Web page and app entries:

___

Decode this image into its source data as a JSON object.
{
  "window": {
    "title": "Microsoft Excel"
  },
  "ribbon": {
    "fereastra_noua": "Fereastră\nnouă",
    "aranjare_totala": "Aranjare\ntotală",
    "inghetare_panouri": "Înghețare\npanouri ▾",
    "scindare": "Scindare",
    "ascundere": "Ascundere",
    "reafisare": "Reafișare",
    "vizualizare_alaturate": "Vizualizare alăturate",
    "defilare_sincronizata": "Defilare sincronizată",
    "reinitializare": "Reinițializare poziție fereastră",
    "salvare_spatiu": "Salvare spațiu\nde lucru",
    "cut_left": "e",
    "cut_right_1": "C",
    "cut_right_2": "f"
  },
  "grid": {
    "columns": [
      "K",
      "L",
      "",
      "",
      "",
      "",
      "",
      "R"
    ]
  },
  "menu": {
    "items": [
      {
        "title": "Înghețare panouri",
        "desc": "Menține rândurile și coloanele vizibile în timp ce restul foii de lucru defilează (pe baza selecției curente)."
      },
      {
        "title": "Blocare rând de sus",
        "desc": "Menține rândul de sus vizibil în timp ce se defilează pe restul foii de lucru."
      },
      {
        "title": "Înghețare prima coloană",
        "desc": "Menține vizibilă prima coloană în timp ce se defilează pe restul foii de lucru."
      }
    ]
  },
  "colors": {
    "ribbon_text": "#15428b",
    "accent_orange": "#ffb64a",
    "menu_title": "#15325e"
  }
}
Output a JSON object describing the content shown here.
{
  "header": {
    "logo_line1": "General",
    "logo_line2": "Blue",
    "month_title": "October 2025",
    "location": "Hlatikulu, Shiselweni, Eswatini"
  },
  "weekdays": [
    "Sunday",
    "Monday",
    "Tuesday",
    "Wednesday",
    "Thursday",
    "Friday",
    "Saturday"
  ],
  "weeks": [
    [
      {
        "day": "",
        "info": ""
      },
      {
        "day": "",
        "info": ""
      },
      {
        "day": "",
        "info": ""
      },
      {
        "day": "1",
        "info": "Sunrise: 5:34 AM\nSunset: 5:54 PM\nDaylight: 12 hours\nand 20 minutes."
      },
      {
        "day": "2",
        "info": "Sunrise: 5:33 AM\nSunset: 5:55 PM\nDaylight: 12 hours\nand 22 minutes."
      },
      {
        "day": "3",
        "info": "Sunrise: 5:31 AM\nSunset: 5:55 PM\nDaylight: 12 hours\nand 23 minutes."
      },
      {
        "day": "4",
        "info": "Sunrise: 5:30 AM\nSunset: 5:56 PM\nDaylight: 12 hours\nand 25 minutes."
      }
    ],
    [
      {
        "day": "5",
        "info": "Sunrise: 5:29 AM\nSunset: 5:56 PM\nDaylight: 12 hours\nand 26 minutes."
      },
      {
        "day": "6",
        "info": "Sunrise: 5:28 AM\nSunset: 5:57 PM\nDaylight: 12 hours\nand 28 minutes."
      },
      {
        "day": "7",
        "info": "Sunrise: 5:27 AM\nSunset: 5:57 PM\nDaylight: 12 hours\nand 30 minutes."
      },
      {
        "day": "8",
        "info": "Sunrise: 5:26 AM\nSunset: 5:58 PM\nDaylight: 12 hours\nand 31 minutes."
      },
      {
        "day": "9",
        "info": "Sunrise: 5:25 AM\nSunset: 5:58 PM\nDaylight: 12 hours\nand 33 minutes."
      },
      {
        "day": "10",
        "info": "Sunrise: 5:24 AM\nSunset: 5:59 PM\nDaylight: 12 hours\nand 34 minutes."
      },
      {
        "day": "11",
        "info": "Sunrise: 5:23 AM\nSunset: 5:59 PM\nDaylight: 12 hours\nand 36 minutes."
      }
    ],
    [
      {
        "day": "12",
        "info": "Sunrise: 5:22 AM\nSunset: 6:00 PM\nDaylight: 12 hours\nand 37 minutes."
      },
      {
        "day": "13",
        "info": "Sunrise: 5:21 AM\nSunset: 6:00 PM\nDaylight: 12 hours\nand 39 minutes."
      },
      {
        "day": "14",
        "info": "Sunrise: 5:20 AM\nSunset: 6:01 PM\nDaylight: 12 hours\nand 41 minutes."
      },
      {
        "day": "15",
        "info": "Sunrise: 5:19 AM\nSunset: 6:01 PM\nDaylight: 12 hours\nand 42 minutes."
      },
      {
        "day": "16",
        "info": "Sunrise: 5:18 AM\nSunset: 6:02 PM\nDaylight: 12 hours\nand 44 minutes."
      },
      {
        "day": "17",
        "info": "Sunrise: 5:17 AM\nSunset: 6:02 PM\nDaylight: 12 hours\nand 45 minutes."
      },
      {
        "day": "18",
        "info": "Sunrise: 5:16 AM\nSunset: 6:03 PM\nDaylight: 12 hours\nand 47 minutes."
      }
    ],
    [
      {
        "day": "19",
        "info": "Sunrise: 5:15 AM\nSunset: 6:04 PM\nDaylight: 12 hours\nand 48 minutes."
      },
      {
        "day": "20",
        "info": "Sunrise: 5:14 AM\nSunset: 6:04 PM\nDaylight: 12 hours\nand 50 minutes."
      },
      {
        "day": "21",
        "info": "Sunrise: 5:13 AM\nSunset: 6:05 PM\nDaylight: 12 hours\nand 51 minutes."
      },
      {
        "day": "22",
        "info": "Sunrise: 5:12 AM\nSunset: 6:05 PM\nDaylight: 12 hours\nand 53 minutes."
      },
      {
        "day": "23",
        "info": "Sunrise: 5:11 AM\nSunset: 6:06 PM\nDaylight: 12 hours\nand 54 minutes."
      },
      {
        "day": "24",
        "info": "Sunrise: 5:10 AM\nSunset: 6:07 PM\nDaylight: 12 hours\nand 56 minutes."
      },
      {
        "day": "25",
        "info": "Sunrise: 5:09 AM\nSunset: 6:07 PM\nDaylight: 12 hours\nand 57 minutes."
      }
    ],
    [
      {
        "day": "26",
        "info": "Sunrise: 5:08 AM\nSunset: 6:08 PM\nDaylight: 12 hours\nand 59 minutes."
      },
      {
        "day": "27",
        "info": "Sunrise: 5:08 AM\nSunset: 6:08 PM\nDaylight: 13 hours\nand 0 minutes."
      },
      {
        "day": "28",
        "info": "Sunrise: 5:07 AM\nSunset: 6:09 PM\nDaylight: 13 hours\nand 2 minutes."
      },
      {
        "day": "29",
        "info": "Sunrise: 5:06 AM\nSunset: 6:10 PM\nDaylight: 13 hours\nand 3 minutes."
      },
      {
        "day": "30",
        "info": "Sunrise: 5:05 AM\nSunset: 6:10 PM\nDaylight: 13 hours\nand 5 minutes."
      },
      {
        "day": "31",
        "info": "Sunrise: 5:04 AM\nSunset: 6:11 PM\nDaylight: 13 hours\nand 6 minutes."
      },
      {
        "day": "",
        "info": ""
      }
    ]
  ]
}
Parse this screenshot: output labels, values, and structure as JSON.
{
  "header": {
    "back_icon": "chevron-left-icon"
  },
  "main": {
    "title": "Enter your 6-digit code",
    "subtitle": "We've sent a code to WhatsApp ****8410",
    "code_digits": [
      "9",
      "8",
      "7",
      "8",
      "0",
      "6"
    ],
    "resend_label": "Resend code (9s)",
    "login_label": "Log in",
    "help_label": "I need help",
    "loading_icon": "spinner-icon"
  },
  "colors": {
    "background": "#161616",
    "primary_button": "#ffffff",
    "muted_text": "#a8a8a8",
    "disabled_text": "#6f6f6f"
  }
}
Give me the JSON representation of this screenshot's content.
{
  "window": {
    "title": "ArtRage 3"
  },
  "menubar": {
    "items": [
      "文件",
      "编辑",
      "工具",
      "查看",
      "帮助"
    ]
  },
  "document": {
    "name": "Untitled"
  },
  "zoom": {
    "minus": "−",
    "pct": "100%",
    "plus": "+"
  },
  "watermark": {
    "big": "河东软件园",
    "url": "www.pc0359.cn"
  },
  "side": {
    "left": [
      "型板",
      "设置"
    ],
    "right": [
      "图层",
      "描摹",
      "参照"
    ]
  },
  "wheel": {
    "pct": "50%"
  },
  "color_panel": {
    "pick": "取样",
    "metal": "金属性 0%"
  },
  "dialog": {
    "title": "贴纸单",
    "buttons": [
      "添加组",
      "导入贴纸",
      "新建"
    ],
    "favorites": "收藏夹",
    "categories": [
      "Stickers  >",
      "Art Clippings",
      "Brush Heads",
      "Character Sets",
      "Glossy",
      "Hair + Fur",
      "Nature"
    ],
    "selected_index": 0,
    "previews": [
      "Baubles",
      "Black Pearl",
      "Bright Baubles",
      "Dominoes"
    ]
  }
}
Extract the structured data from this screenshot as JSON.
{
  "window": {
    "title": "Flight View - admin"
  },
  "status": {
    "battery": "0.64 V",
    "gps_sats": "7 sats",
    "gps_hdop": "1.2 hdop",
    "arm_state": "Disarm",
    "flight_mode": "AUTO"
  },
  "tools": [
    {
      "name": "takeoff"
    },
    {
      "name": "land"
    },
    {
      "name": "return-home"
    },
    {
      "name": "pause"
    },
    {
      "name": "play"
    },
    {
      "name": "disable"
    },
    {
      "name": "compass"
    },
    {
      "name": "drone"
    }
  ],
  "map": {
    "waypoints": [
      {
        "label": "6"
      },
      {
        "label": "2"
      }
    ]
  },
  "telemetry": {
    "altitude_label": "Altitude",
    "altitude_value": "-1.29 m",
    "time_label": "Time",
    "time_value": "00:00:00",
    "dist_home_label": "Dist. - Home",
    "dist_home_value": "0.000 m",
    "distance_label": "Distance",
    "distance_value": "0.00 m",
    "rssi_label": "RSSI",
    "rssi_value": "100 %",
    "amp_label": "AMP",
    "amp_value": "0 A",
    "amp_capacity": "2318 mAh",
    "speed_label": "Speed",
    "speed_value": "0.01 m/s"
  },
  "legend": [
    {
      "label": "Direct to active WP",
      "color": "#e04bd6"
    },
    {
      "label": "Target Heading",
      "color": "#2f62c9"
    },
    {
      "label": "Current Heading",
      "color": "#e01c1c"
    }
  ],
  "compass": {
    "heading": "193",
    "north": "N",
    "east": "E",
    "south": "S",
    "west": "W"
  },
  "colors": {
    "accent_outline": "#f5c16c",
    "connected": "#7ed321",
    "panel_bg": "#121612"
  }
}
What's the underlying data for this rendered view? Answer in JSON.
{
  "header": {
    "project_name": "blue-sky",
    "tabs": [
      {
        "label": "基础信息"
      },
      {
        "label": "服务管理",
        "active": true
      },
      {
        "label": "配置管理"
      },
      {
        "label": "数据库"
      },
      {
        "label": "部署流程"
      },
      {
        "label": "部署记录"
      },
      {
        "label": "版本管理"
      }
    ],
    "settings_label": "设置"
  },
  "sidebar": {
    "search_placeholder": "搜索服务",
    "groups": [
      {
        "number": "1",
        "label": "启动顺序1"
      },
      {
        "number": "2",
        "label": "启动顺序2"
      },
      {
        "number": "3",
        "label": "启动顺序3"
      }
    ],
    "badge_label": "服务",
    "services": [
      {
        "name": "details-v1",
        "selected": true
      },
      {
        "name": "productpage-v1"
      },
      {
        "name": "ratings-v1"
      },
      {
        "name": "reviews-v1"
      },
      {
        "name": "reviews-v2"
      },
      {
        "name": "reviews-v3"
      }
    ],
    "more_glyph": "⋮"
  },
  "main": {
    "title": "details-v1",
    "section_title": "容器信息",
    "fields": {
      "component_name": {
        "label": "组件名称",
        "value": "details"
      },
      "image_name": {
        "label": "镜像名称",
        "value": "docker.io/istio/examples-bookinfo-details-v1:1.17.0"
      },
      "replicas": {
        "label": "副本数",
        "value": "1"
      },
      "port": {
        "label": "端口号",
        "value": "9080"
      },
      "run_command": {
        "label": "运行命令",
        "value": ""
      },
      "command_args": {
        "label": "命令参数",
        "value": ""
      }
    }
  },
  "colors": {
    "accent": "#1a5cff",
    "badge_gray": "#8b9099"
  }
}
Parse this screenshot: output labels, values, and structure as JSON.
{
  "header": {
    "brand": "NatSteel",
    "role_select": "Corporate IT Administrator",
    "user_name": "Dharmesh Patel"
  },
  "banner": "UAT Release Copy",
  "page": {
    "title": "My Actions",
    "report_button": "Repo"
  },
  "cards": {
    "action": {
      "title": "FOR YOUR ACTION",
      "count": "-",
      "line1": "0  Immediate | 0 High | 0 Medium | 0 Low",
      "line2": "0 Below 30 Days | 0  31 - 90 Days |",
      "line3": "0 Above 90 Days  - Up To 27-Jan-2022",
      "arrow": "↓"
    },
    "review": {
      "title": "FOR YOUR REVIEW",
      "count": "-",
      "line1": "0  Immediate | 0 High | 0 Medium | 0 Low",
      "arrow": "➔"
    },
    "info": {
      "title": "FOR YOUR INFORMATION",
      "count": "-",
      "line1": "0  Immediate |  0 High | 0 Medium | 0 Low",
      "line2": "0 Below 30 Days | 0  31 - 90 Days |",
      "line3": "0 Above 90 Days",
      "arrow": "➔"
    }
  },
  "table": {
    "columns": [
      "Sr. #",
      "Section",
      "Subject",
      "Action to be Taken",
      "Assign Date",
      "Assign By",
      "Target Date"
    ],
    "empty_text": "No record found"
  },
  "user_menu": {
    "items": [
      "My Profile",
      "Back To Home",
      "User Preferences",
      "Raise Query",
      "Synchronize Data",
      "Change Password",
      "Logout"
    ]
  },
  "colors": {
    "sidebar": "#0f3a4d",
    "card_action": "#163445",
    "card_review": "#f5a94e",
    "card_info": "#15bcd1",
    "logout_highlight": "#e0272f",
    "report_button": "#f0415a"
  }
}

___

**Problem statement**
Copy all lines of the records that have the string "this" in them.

**Result**
Decode this image into its source data as a JSON object.
Parse this screenshot: output labels, values, and structure as JSON.
Give me the JSON representation of this screenshot's content.
Extract the structured data from this screenshot as JSON.
What's the underlying data for this rendered view? Answer in JSON.
Parse this screenshot: output labels, values, and structure as JSON.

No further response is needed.